DATA —
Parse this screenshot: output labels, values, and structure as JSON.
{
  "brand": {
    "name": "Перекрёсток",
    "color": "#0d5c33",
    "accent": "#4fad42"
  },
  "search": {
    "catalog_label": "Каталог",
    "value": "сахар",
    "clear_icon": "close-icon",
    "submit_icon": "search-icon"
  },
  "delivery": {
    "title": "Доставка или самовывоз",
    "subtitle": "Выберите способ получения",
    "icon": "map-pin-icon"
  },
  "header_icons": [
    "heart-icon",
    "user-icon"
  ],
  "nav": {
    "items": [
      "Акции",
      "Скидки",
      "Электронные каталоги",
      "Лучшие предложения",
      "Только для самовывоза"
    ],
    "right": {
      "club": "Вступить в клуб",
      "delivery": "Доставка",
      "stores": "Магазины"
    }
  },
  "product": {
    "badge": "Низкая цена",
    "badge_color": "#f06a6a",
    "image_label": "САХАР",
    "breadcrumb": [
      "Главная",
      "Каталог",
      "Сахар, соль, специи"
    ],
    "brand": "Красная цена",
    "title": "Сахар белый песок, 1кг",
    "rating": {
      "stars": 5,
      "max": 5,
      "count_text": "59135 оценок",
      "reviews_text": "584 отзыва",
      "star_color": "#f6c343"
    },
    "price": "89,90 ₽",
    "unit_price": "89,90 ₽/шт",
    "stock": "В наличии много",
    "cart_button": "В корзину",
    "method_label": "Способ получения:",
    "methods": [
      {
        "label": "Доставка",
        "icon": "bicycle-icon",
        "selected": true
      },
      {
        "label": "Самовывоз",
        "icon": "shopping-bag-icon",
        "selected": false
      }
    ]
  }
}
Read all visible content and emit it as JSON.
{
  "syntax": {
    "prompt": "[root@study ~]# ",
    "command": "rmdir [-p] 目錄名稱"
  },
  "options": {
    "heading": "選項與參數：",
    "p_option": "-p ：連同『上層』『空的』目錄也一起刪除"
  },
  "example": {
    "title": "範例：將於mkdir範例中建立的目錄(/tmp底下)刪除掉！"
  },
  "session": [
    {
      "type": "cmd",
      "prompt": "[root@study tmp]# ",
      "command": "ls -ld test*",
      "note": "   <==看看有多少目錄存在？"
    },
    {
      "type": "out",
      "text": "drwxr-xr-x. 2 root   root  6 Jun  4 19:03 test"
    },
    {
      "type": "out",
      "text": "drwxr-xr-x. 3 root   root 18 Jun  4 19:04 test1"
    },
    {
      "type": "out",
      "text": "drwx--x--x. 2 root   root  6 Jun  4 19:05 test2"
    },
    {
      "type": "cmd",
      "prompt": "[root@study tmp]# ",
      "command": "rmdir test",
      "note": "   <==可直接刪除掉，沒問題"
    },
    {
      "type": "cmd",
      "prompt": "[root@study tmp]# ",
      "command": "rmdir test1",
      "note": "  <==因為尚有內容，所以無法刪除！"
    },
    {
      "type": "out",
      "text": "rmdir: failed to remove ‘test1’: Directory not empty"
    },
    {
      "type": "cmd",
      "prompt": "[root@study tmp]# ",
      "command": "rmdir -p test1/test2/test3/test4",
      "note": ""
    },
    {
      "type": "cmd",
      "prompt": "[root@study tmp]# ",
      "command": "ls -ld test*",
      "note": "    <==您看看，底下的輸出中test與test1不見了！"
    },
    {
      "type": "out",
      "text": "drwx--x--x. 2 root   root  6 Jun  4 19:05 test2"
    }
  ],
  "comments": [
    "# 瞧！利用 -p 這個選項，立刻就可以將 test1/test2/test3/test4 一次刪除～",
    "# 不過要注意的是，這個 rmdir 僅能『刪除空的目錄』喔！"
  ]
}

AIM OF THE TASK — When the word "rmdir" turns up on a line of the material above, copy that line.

RESULT OF THIS EXERCISE —
    "command": "rmdir [-p] 目錄名稱"
      "command": "rmdir test",
      "command": "rmdir test1",
      "text": "rmdir: failed to remove ‘test1’: Directory not empty"
      "command": "rmdir -p test1/test2/test3/test4",
    "# 不過要注意的是，這個 rmdir 僅能『刪除空的目錄』喔！"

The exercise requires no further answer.